* ACTION ITEM *
Search the records for lines with the word "JSON" and copy each match.

* RECORDS FOR THIS TASK *
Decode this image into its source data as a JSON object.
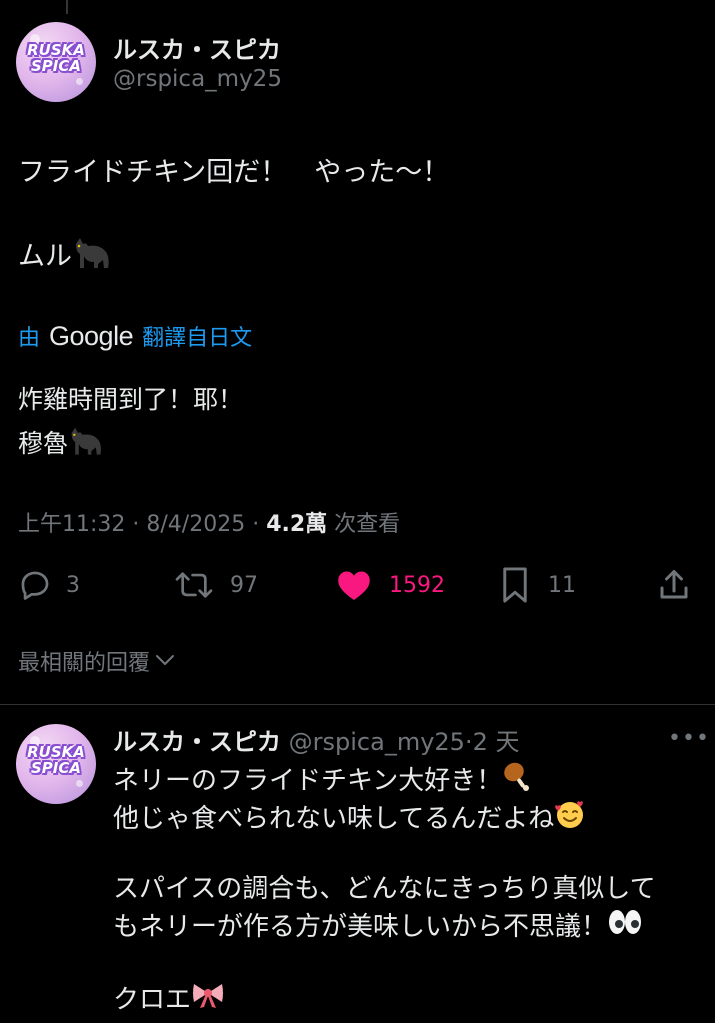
{
  "post": {
    "author_name": "ルスカ・スピカ",
    "handle": "@rspica_my25",
    "avatar_logo_line1": "RUSKA",
    "avatar_logo_line2": "SPICA",
    "text_line1": "フライドチキン回だ！　やった〜！",
    "text_line2": "ムル",
    "translate_prefix": "由",
    "translate_brand": "Google",
    "translate_suffix": "翻譯自日文",
    "translated_line1": "炸雞時間到了！耶！",
    "translated_line2": "穆魯",
    "time": "上午11:32",
    "date": "8/4/2025",
    "views_count": "4.2萬",
    "views_label": "次查看",
    "separator": " · "
  },
  "actions": {
    "replies": "3",
    "reposts": "97",
    "likes": "1592",
    "bookmarks": "11",
    "icons": [
      "reply-icon",
      "repost-icon",
      "heart-icon",
      "bookmark-icon",
      "share-icon"
    ],
    "like_color": "#f91880"
  },
  "sort": {
    "label": "最相關的回覆"
  },
  "reply": {
    "author_name": "ルスカ・スピカ",
    "handle": "@rspica_my25",
    "age": "2 天",
    "separator": "·",
    "more": "•••",
    "line1": "ネリーのフライドチキン大好き！",
    "line2": "他じゃ食べられない味してるんだよね",
    "line3": "スパイスの調合も、どんなにきっちり真似して",
    "line4": "もネリーが作る方が美味しいから不思議！",
    "line5": "クロエ"
  },
  "colors": {
    "background": "#000000",
    "text": "#e7e9ea",
    "muted": "#71767b",
    "link": "#1d9bf0",
    "like": "#f91880"
  }
}
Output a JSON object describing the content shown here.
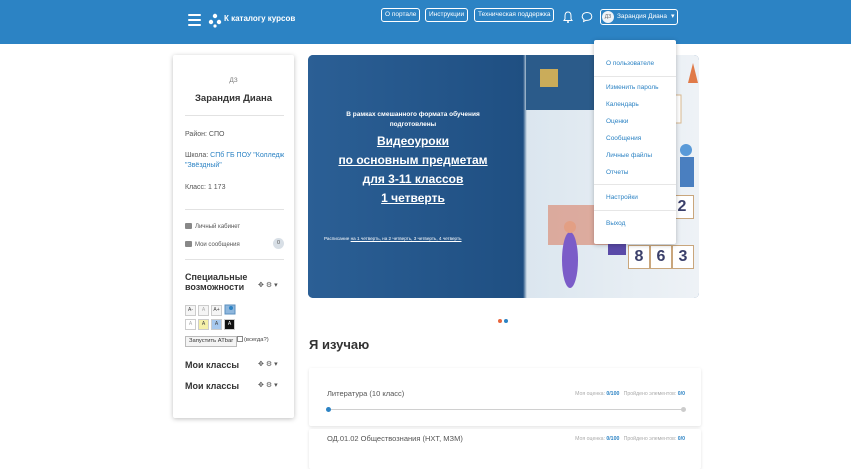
{
  "header": {
    "catalog_link": "К каталогу курсов",
    "buttons": [
      "О портале",
      "Инструкции",
      "Техническая поддержка"
    ],
    "user_initials": "ДЗ",
    "user_name": "Зарандия Диана"
  },
  "sidebar": {
    "initials": "ДЗ",
    "name": "Зарандия Диана",
    "district_label": "Район: ",
    "district_value": "СПО",
    "school_label": "Школа: ",
    "school_value": "СПб ГБ ПОУ \"Колледж \"Звёздный\"",
    "class_label": "Класс: ",
    "class_value": "1 173",
    "cabinet_link": "Личный кабинет",
    "messages_link": "Мои сообщения",
    "messages_count": "0",
    "accessibility_title": "Специальные возможности",
    "font_buttons": [
      "A-",
      "A",
      "A+"
    ],
    "color_buttons": [
      "A",
      "A",
      "A",
      "A"
    ],
    "atbar_button": "Запустить ATbar",
    "atbar_always": "(всегда?)",
    "my_classes_1": "Мои классы",
    "my_classes_2": "Мои классы"
  },
  "banner": {
    "line1": "В рамках смешанного формата обучения",
    "line2": "подготовлены",
    "big1": "Видеоуроки",
    "big2": "по основным предметам",
    "big3": "для 3-11 классов",
    "big4": "1 четверть",
    "schedule_prefix": "Расписание ",
    "schedule_links": "на 1 четверть, на 2 четверть, 3 четверть, 4 четверть",
    "numbers_row1": [
      "2"
    ],
    "numbers_row2": [
      "8",
      "6",
      "3"
    ],
    "dots": [
      "#e8663d",
      "#2c83c4"
    ]
  },
  "user_menu": {
    "items": [
      "О пользователе",
      "Изменить пароль",
      "Календарь",
      "Оценки",
      "Сообщения",
      "Личные файлы",
      "Отчеты",
      "Настройки",
      "Выход"
    ]
  },
  "main": {
    "section_title": "Я изучаю",
    "courses": [
      {
        "title": "Литература (10 класс)",
        "grade_label": "Моя оценка: ",
        "grade": "0/100",
        "passed_label": "Пройдено элементов: ",
        "passed": "0/0",
        "progress": 0
      },
      {
        "title": "ОД.01.02 Обществознания (НХТ, МЗМ)",
        "grade_label": "Моя оценка: ",
        "grade": "0/100",
        "passed_label": "Пройдено элементов: ",
        "passed": "0/0",
        "progress": 0
      }
    ]
  },
  "colors": {
    "accent": "#2c83c4",
    "banner": "#2a5c90"
  }
}
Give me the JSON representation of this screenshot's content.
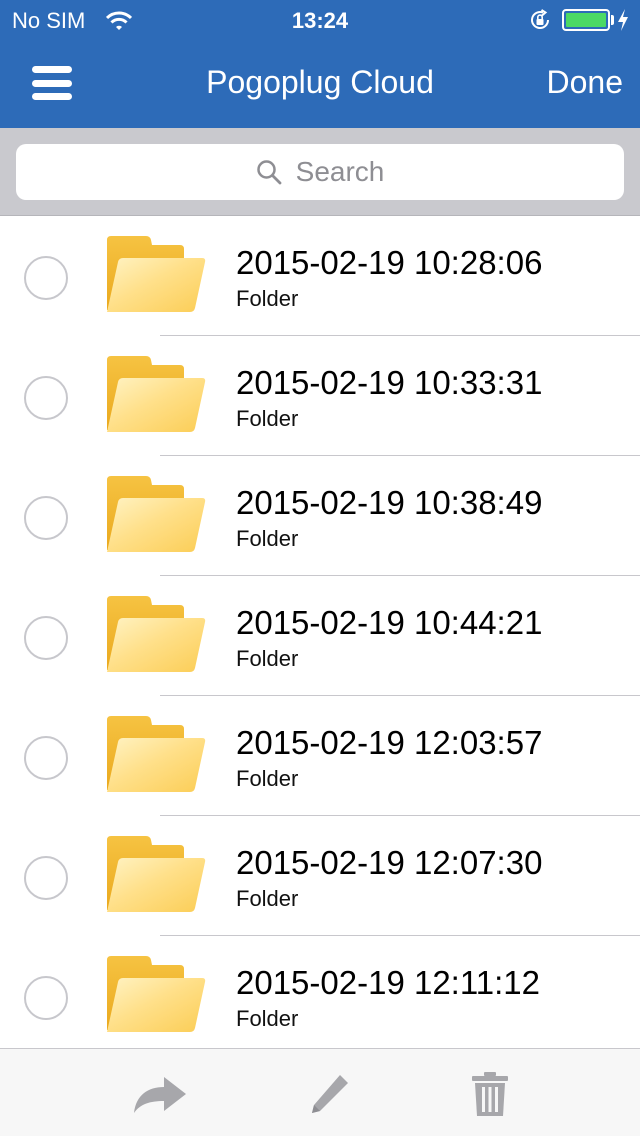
{
  "status_bar": {
    "carrier": "No SIM",
    "time": "13:24",
    "battery_color": "#4cd964"
  },
  "nav": {
    "title": "Pogoplug Cloud",
    "done_label": "Done",
    "bar_color": "#2d6bb8",
    "menu_icon": "hamburger-menu-icon"
  },
  "search": {
    "placeholder": "Search",
    "icon": "search-icon"
  },
  "files": [
    {
      "name": "2015-02-19 10:28:06",
      "type": "Folder",
      "icon": "folder-icon"
    },
    {
      "name": "2015-02-19 10:33:31",
      "type": "Folder",
      "icon": "folder-icon"
    },
    {
      "name": "2015-02-19 10:38:49",
      "type": "Folder",
      "icon": "folder-icon"
    },
    {
      "name": "2015-02-19 10:44:21",
      "type": "Folder",
      "icon": "folder-icon"
    },
    {
      "name": "2015-02-19 12:03:57",
      "type": "Folder",
      "icon": "folder-icon"
    },
    {
      "name": "2015-02-19 12:07:30",
      "type": "Folder",
      "icon": "folder-icon"
    },
    {
      "name": "2015-02-19 12:11:12",
      "type": "Folder",
      "icon": "folder-icon"
    }
  ],
  "toolbar": {
    "icons": [
      "share-icon",
      "pencil-icon",
      "trash-icon"
    ],
    "enabled": false
  }
}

* EXPECTED ANSWER *
Decode this image into its source data as a JSON object.
Output a JSON object describing the content shown here.
Give me the JSON representation of this screenshot's content.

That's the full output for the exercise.